The simple diagram (pic 7) shows the ‘Guillotine’ action if not done correctly: the pin will shear. Then, there is the common sight of a new pin fitted into a worn cross-shaft hole (pic 8), not difficult to see the pitfalls here. Even at Jaguar in the 1960s, the service departments would drill out the 120/140 cross-shafts to fit the larger parallel XK 150 locking pin considered a safer bet (especially as the stronger clutches were also causing extra stress).

new6The final thought on this subject is to look at the next progression in Jaguar development. The clutch operating system changed completely on the Mk1 and Mk2 saloons, and this style of operation, fork, push-rod and hydraulic cylinder, stayed in production for the next 30 years!
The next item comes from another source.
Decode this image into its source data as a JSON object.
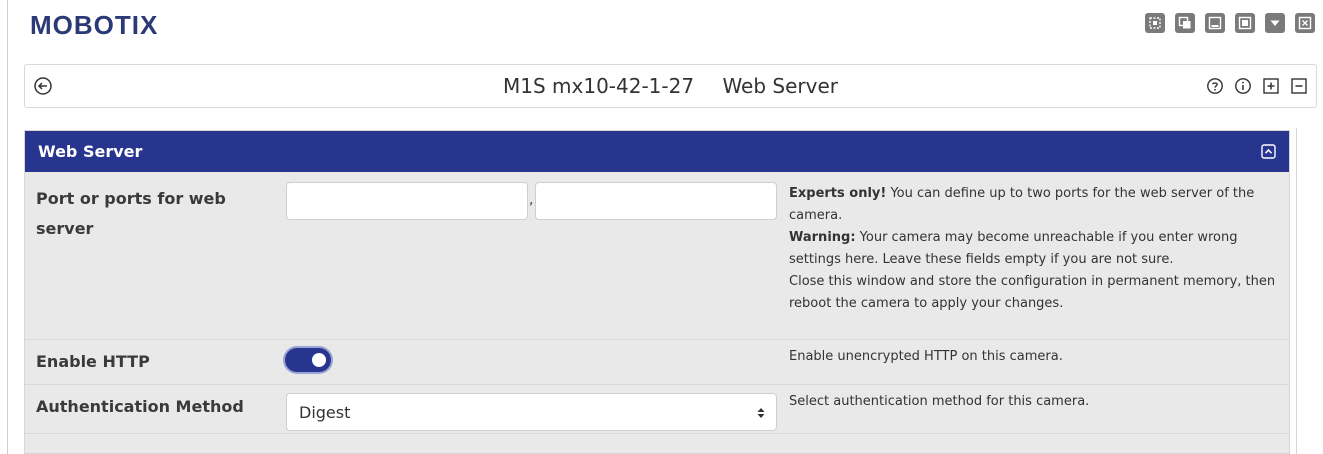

This also means Jaguar had realised the basic faults of the old style by 1955/56, as an XK 150 travelled along one production line at Browns Lane, so on the opposite production line came the new Mk1 saloon, same engine (3.4) as the XK 150 but with a completely redesigned clutch operating system that worked very nicely. That alone should’be enough to tell you all you need to know.

The same old lesson, I have babbled on about before, is if you uprate a component on your XK, you may have a ‘knock-on’ effect along the line. We can choose to learn from history – or we can ignore it!


Comments are closed.